Only by getting answers to such questions can public faith in Knox County’s judicial system be rebuilt on the ruins of the Baumgartner debacle.

Satterfield grabs the limelight

Jamie Satterfield took some ribbing during the afternoon news meeting Friday as we reviewed proofs and discussed the upcoming Sunday edition. The centerpiece of the paper was going to be her story about how warnings were ignored as Judge Richard Baumgartner descended into addiction and criminality. In the Jamiedancing3001_t607.jpgPerspective section, her name was in the headline of my column, which looked at the warning signs she, herself, saw, and how she reacted. Then, in the Life section, she was the author of a first-person piece about participating in the Dancing with the Knoxville Stars fundraiser for Children’s Hospital, complete with a picture (and video online).
A media star, indeed. Today her multimedia presence continued with an online chat about her Baumgartner investigation.
The chat reflected a very positive reaction to her investigation, as did the bulk of the comments posted on the story. Wrote one commenter: “Great article, and not the first such from Jamie Satterfield. Well done.”
I heartily agree, and it won’t be the last, either. Now, as to the dancing … well, better her than me.

Black Wednesday anniversary slipped by

Monday was the fifth anniversary of Black Wednesday, the day the Knox County Commission flagrantly ignored the Sunshine Law in appointing 12 replacements to county offices vacated by term limits. My how time flies.
suitside_t607.jpgThe violations prompted the News Sentinel to sue, and several months later the appointments were reversed. County government has never quite been the same.
I’d completely overlooked the anniversary until I heard that Rebecca Ferrar, our retired county-beat reporter, was on the radio talking about the event.

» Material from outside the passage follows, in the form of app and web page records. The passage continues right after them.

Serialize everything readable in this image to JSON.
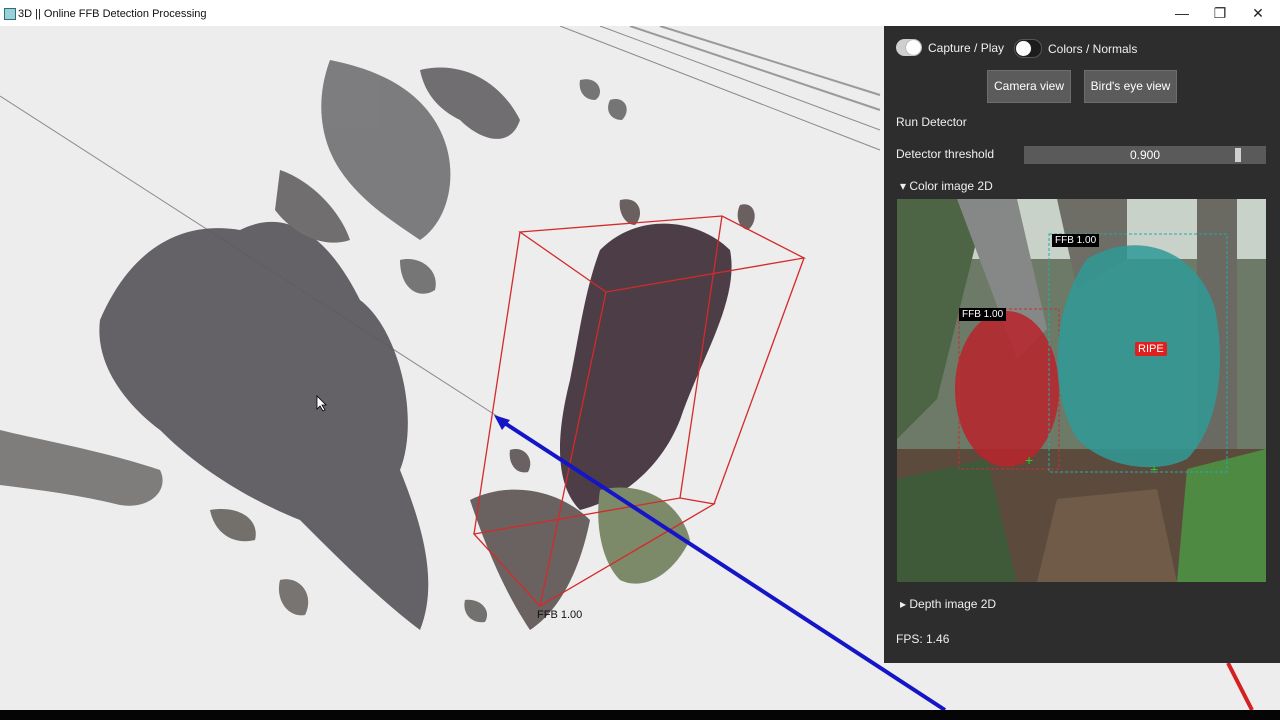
{
  "window": {
    "title": "3D || Online FFB Detection Processing",
    "controls": {
      "minimize": "—",
      "restore": "❐",
      "close": "✕"
    }
  },
  "viewport": {
    "detection_label": "FFB 1.00",
    "colors": {
      "bbox": "#d42a2a",
      "camera_ray": "#1515c8"
    }
  },
  "panel": {
    "capture_toggle": {
      "label": "Capture / Play",
      "on": true
    },
    "normals_toggle": {
      "label": "Colors / Normals",
      "on": false
    },
    "camera_view_button": "Camera view",
    "birds_eye_button": "Bird's eye view",
    "run_detector": "Run Detector",
    "threshold": {
      "label": "Detector threshold",
      "value": "0.900",
      "fraction": 0.9
    },
    "color_image": {
      "header": "Color image 2D",
      "expanded": true,
      "detections": [
        {
          "label": "FFB 1.00"
        },
        {
          "label": "FFB 1.00"
        }
      ],
      "ripe_label": "RIPE"
    },
    "depth_image": {
      "header": "Depth image 2D",
      "expanded": false
    },
    "fps": "FPS: 1.46"
  }
}
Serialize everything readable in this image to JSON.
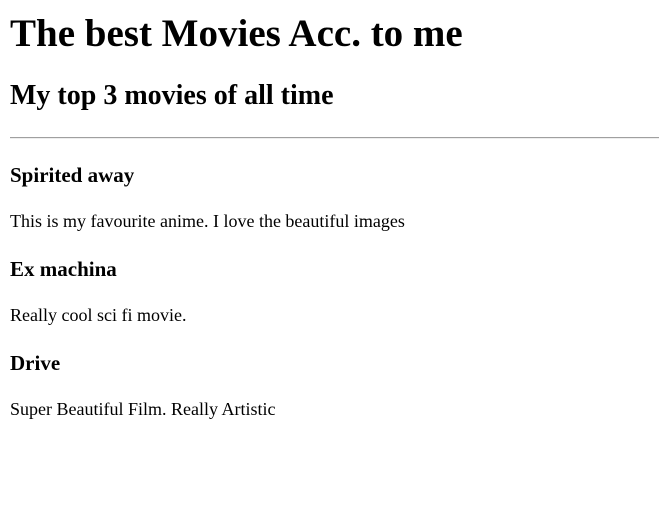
{
  "page": {
    "title": "The best Movies Acc. to me",
    "subtitle": "My top 3 movies of all time"
  },
  "movies": [
    {
      "title": "Spirited away",
      "description": "This is my favourite anime. I love the beautiful images"
    },
    {
      "title": "Ex machina",
      "description": "Really cool sci fi movie."
    },
    {
      "title": "Drive",
      "description": "Super Beautiful Film. Really Artistic"
    }
  ]
}
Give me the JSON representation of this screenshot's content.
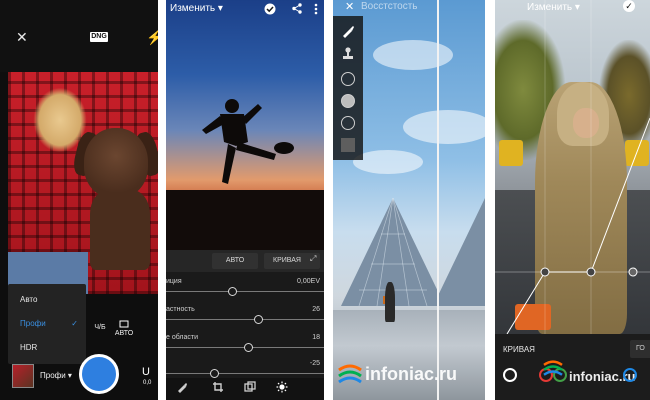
{
  "panel1": {
    "dng_badge": "DNG",
    "close_glyph": "✕",
    "flash_glyph": "⚡",
    "menu_items": [
      {
        "label": "Авто",
        "selected": false
      },
      {
        "label": "Профи",
        "selected": true
      },
      {
        "label": "HDR",
        "selected": false
      }
    ],
    "check_glyph": "✓",
    "modes": [
      "Ч/Б",
      "АВТО"
    ],
    "bottom_mode": "Профи ▾",
    "exposure_value": "0,0"
  },
  "panel2": {
    "title": "Изменить ▾",
    "pills": [
      "АВТО",
      "КРИВАЯ"
    ],
    "sliders": [
      {
        "label": "иция",
        "value": "0,00EV",
        "position": 0.42
      },
      {
        "label": "астность",
        "value": "26",
        "position": 0.58
      },
      {
        "label": "е области",
        "value": "18",
        "position": 0.52
      },
      {
        "label": "",
        "value": "-25",
        "position": 0.3
      }
    ],
    "bottom_icons": [
      "brush-icon",
      "crop-icon",
      "layers-icon",
      "sun-icon"
    ]
  },
  "panel3": {
    "top_text": "Восстстость",
    "close_glyph": "✕",
    "tools": [
      "brush-icon",
      "stamp-icon",
      "circle-small-icon",
      "circle-large-icon",
      "circle-outline-icon",
      "square-icon"
    ],
    "watermark": "infoniac.ru"
  },
  "panel4": {
    "title": "Изменить ▾",
    "check_glyph": "✓",
    "curve_label": "КРИВАЯ",
    "curve_button": "ГО",
    "watermark": "infoniac.ru",
    "channel_colors": [
      "#ffffff",
      "#e53935",
      "#43a047",
      "#1e88e5"
    ]
  },
  "colors": {
    "accent_blue": "#2e7fe0",
    "orange": "#e06624"
  }
}
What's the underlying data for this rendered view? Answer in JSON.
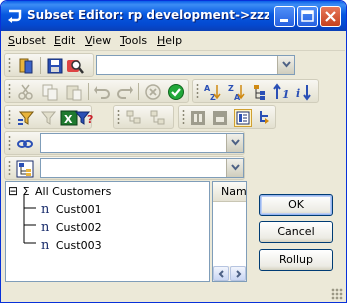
{
  "window": {
    "title": "Subset Editor:  rp development->zzz...",
    "controls": {
      "minimize": "_",
      "maximize": "□",
      "close": "✕"
    }
  },
  "menubar": {
    "items": [
      "Subset",
      "Edit",
      "View",
      "Tools",
      "Help"
    ]
  },
  "toolbar1": {
    "icons": [
      "book-icon",
      "save-icon",
      "search-icon",
      "sort-asc-icon",
      "sort-desc-icon",
      "hierarchy-sort-icon",
      "sort-level-asc-icon",
      "sort-level-desc-icon"
    ],
    "combo_value": ""
  },
  "toolbar2": {
    "icons": [
      "cut-icon",
      "copy-icon",
      "paste-icon",
      "undo-icon",
      "redo-icon",
      "cancel-icon",
      "ok-check-icon"
    ]
  },
  "toolbar3": {
    "icons": [
      "filter-level-icon",
      "filter-attribute-icon",
      "excel-icon",
      "filter-expression-icon",
      "expand-icon",
      "collapse-icon",
      "drill-icon",
      "drill-down-icon",
      "properties-icon",
      "branch-icon"
    ]
  },
  "combo_alias": {
    "value": ""
  },
  "combo_subset": {
    "value": ""
  },
  "tree": {
    "root": {
      "expander": "⊟",
      "symbol": "Σ",
      "label": "All Customers"
    },
    "children": [
      {
        "symbol": "n",
        "label": "Cust001"
      },
      {
        "symbol": "n",
        "label": "Cust002"
      },
      {
        "symbol": "n",
        "label": "Cust003"
      }
    ]
  },
  "grid": {
    "column_header": "Name"
  },
  "buttons": {
    "ok": "OK",
    "cancel": "Cancel",
    "rollup": "Rollup"
  },
  "colors": {
    "title_bar": "#0758e0",
    "window_bg": "#ece9d8",
    "border": "#7f9db9"
  }
}
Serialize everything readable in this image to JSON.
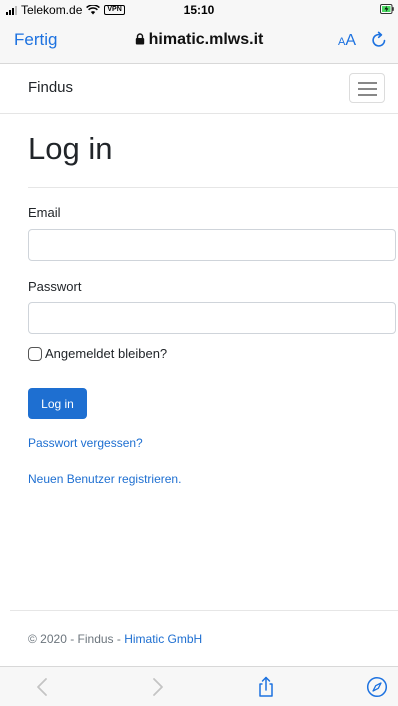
{
  "status_bar": {
    "carrier": "Telekom.de",
    "vpn": "VPN",
    "time": "15:10"
  },
  "safari": {
    "done": "Fertig",
    "url": "himatic.mlws.it",
    "aa_small": "A",
    "aa_large": "A"
  },
  "navbar": {
    "brand": "Findus"
  },
  "main": {
    "title": "Log in",
    "email_label": "Email",
    "email_value": "",
    "password_label": "Passwort",
    "password_value": "",
    "remember_label": "Angemeldet bleiben?",
    "login_button": "Log in",
    "forgot_link": "Passwort vergessen?",
    "register_link": "Neuen Benutzer registrieren."
  },
  "footer": {
    "text": "© 2020 - Findus - ",
    "link": "Himatic GmbH"
  },
  "icons": {
    "accent": "#1d72e0",
    "primary": "#1e6fd1"
  }
}
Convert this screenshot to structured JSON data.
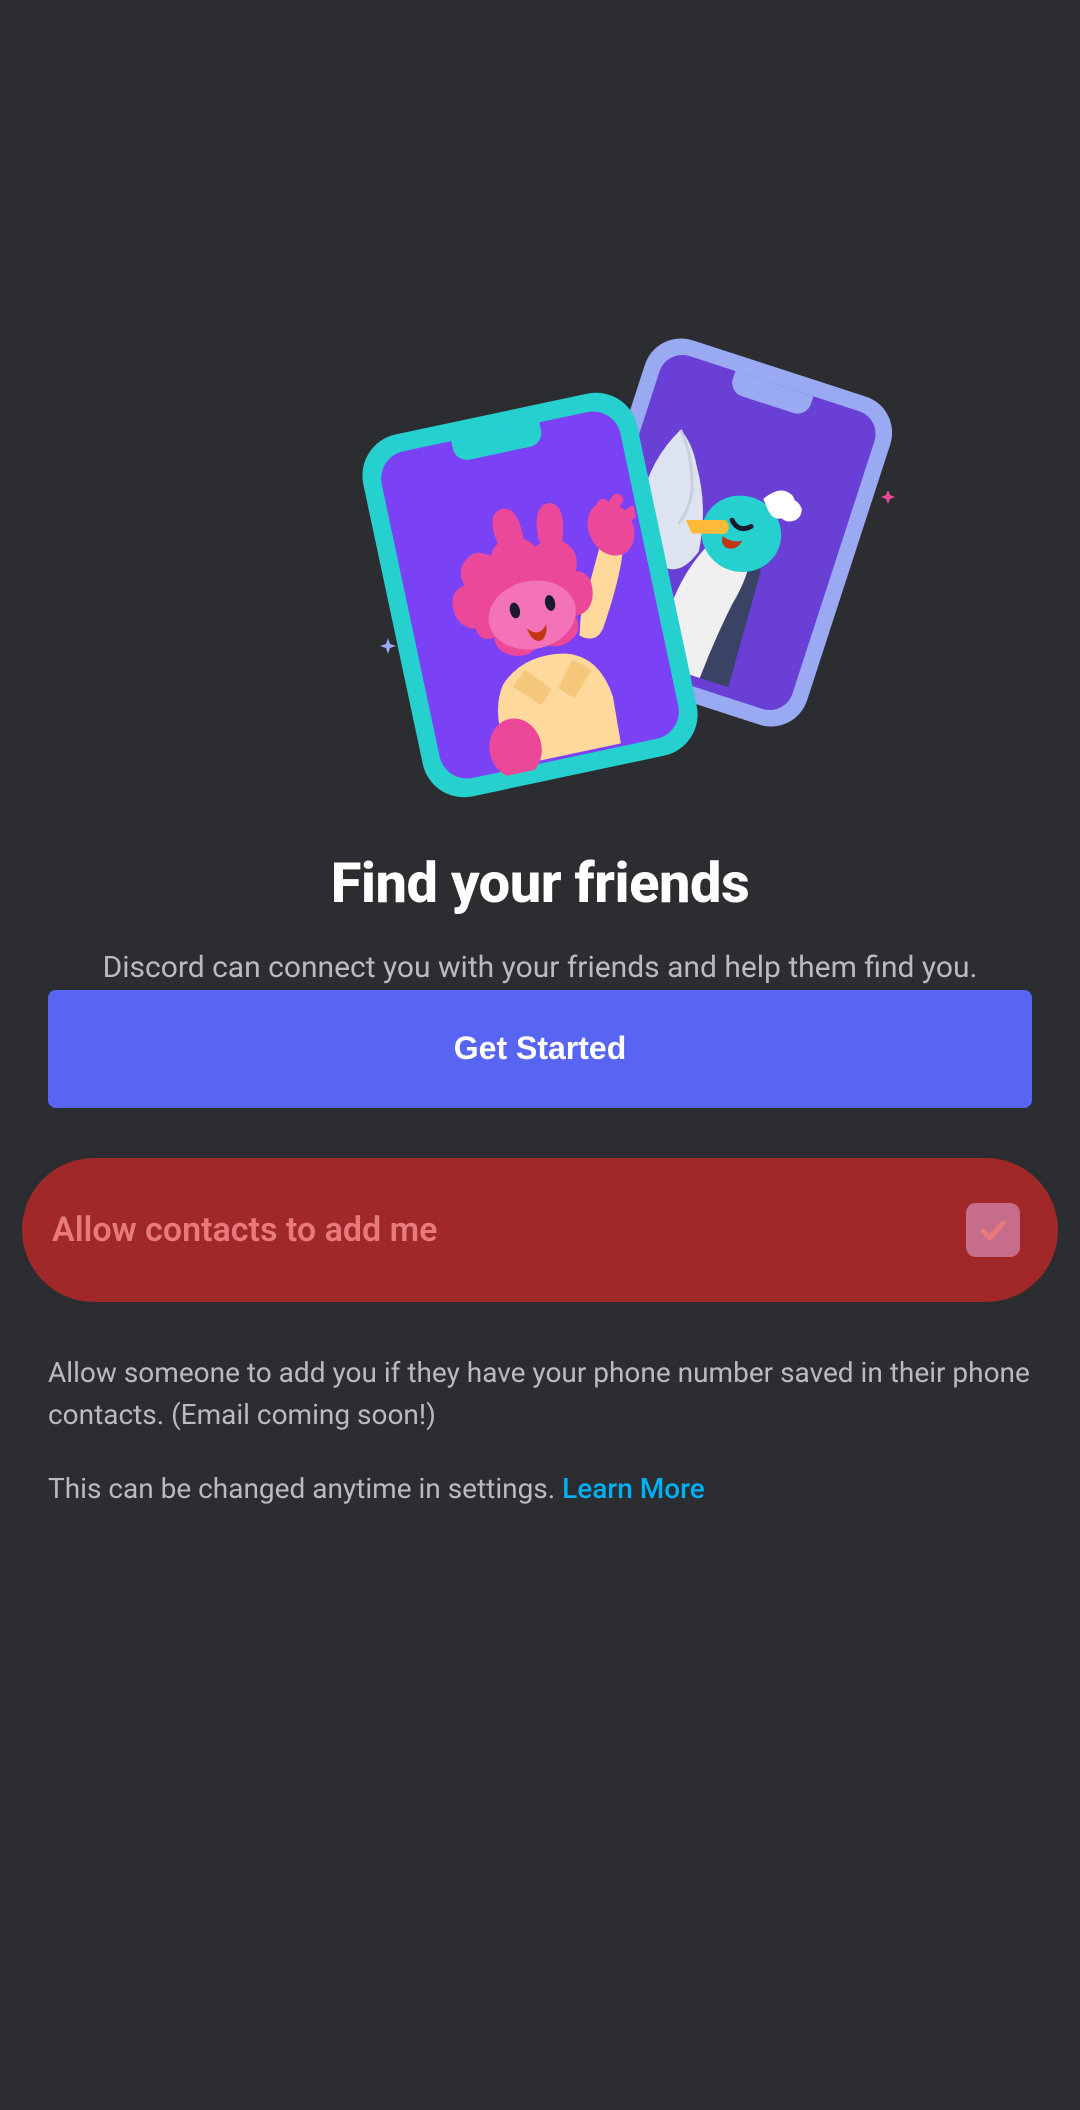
{
  "heading": "Find your friends",
  "subheading": "Discord can connect you with your friends and help them find you.",
  "primaryButton": "Get Started",
  "toggle": {
    "label": "Allow contacts to add me",
    "checked": true
  },
  "description": "Allow someone to add you if they have your phone number saved in their phone contacts. (Email coming soon!)",
  "footer": {
    "text": "This can be changed anytime in settings. ",
    "linkText": "Learn More"
  },
  "colors": {
    "primary": "#5865f2",
    "background": "#2b2d31",
    "highlight": "#a12828",
    "link": "#00aff4"
  }
}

Rebecca and former Commissioner Mark Harmon were guests on Matt Shafer Powell’s “Dialogue” program on WUOT, the public radio station on the University of Tennessee campus.
A podcast of the show is on the station’s website.

THP withholds trooper’s termination letter

Gov. Bill Haslam promised openness in his adminstration shortly after he took office, but recently we learned of a secrecy edict within the Tennessee Highway Patrol. Spokeswoman Dalya Qualls said a new policy handed down by Safety Commissioner Bill Gibbons makes letters of termination secret — even though they’ve routinely been treated as public records for years.
trooperages.jpgThe case involves trooper Charles Van Morgan, who is accused of ignoring the accident that ended a high-speed chase on Andersonville Pike Nov. 26. Gordon Kyle Anito died after his car hit a tree and caught fire. His parents have filed suit. A video from the cruiser seems to show that Morgan slowed down as he passed the wrecked car, then drove on, returning only later, after the wreck was ablaze.
Morgan is on paid leave while the termination is pending, though THP won’t say why.